**What you will do**: Please give an exact printout of the records, without any pictures.

**Materials provided**:
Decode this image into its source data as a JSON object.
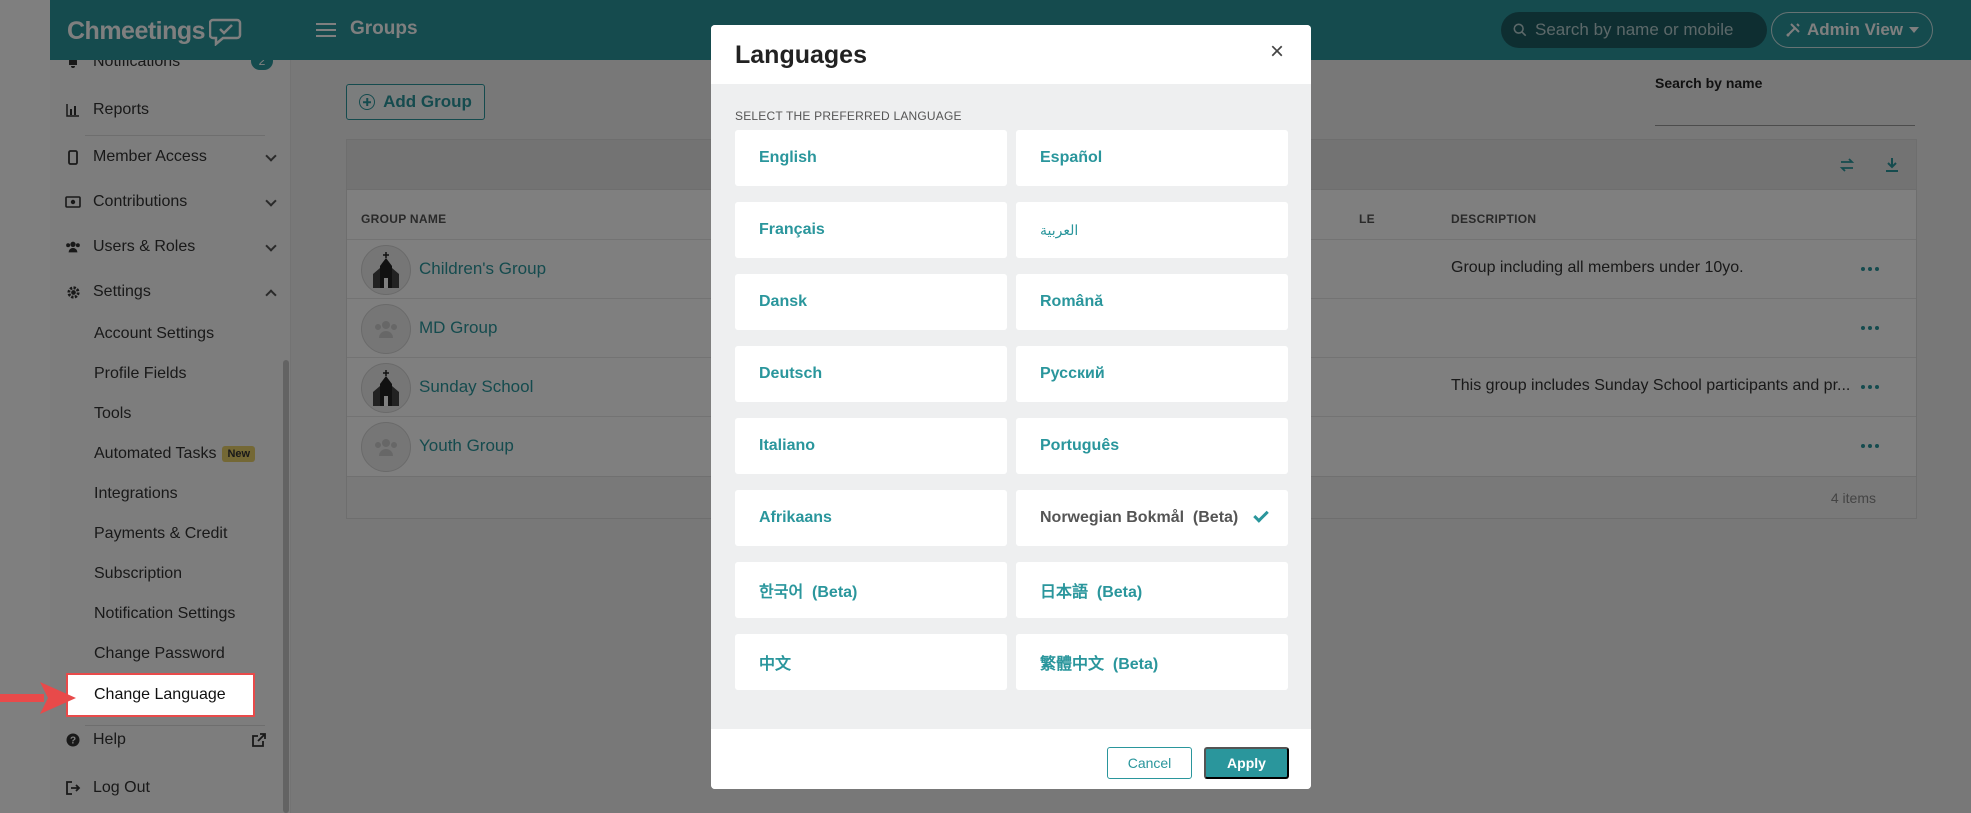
{
  "app": {
    "logo_text": "Chmeetings",
    "page_title": "Groups",
    "search_placeholder": "Search by name or mobile",
    "admin_view_label": "Admin View"
  },
  "sidebar": {
    "notifications_label": "Notifications",
    "notifications_count": "2",
    "reports_label": "Reports",
    "member_access_label": "Member Access",
    "contributions_label": "Contributions",
    "users_roles_label": "Users & Roles",
    "settings_label": "Settings",
    "settings_items": [
      "Account Settings",
      "Profile Fields",
      "Tools",
      "Automated Tasks",
      "Integrations",
      "Payments & Credit",
      "Subscription",
      "Notification Settings",
      "Change Password",
      "Change Language"
    ],
    "new_badge": "New",
    "help_label": "Help",
    "logout_label": "Log Out"
  },
  "main": {
    "add_group_label": "Add Group",
    "search_by_name_label": "Search by name",
    "columns": {
      "group_name": "GROUP NAME",
      "role_partial": "LE",
      "description": "DESCRIPTION"
    },
    "rows": [
      {
        "name": "Children's Group",
        "description": "Group including all members under 10yo.",
        "avatar": "church-icon"
      },
      {
        "name": "MD Group",
        "description": "",
        "avatar": "people-icon"
      },
      {
        "name": "Sunday School",
        "description": "This group includes Sunday School participants and pr...",
        "avatar": "church-icon"
      },
      {
        "name": "Youth Group",
        "description": "",
        "avatar": "people-icon"
      }
    ],
    "items_count": "4 items"
  },
  "modal": {
    "title": "Languages",
    "close_glyph": "×",
    "select_label": "SELECT THE PREFERRED LANGUAGE",
    "languages": [
      {
        "label": "English",
        "selected": false
      },
      {
        "label": "Español",
        "selected": false
      },
      {
        "label": "Français",
        "selected": false
      },
      {
        "label": "العربية",
        "selected": false
      },
      {
        "label": "Dansk",
        "selected": false
      },
      {
        "label": "Română",
        "selected": false
      },
      {
        "label": "Deutsch",
        "selected": false
      },
      {
        "label": "Русский",
        "selected": false
      },
      {
        "label": "Italiano",
        "selected": false
      },
      {
        "label": "Português",
        "selected": false
      },
      {
        "label": "Afrikaans",
        "selected": false
      },
      {
        "label": "Norwegian Bokmål  (Beta)",
        "selected": true
      },
      {
        "label": "한국어  (Beta)",
        "selected": false
      },
      {
        "label": "日本語  (Beta)",
        "selected": false
      },
      {
        "label": "中文",
        "selected": false
      },
      {
        "label": "繁體中文  (Beta)",
        "selected": false
      }
    ],
    "cancel_label": "Cancel",
    "apply_label": "Apply"
  },
  "colors": {
    "brand": "#2a969c",
    "annotation_red": "#e84a4a"
  }
}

**Exercise answer**:
Decode this image into its source data as a JSON object.
{
  "app": {
    "logo_text": "Chmeetings",
    "page_title": "Groups",
    "search_placeholder": "Search by name or mobile",
    "admin_view_label": "Admin View"
  },
  "sidebar": {
    "notifications_label": "Notifications",
    "notifications_count": "2",
    "reports_label": "Reports",
    "member_access_label": "Member Access",
    "contributions_label": "Contributions",
    "users_roles_label": "Users & Roles",
    "settings_label": "Settings",
    "settings_items": [
      "Account Settings",
      "Profile Fields",
      "Tools",
      "Automated Tasks",
      "Integrations",
      "Payments & Credit",
      "Subscription",
      "Notification Settings",
      "Change Password",
      "Change Language"
    ],
    "new_badge": "New",
    "help_label": "Help",
    "logout_label": "Log Out"
  },
  "main": {
    "add_group_label": "Add Group",
    "search_by_name_label": "Search by name",
    "columns": {
      "group_name": "GROUP NAME",
      "role_partial": "LE",
      "description": "DESCRIPTION"
    },
    "rows": [
      {
        "name": "Children's Group",
        "description": "Group including all members under 10yo.",
        "avatar": "church-icon"
      },
      {
        "name": "MD Group",
        "description": "",
        "avatar": "people-icon"
      },
      {
        "name": "Sunday School",
        "description": "This group includes Sunday School participants and pr...",
        "avatar": "church-icon"
      },
      {
        "name": "Youth Group",
        "description": "",
        "avatar": "people-icon"
      }
    ],
    "items_count": "4 items"
  },
  "modal": {
    "title": "Languages",
    "close_glyph": "×",
    "select_label": "SELECT THE PREFERRED LANGUAGE",
    "languages": [
      {
        "label": "English",
        "selected": false
      },
      {
        "label": "Español",
        "selected": false
      },
      {
        "label": "Français",
        "selected": false
      },
      {
        "label": "العربية",
        "selected": false
      },
      {
        "label": "Dansk",
        "selected": false
      },
      {
        "label": "Română",
        "selected": false
      },
      {
        "label": "Deutsch",
        "selected": false
      },
      {
        "label": "Русский",
        "selected": false
      },
      {
        "label": "Italiano",
        "selected": false
      },
      {
        "label": "Português",
        "selected": false
      },
      {
        "label": "Afrikaans",
        "selected": false
      },
      {
        "label": "Norwegian Bokmål  (Beta)",
        "selected": true
      },
      {
        "label": "한국어  (Beta)",
        "selected": false
      },
      {
        "label": "日本語  (Beta)",
        "selected": false
      },
      {
        "label": "中文",
        "selected": false
      },
      {
        "label": "繁體中文  (Beta)",
        "selected": false
      }
    ],
    "cancel_label": "Cancel",
    "apply_label": "Apply"
  },
  "colors": {
    "brand": "#2a969c",
    "annotation_red": "#e84a4a"
  }
}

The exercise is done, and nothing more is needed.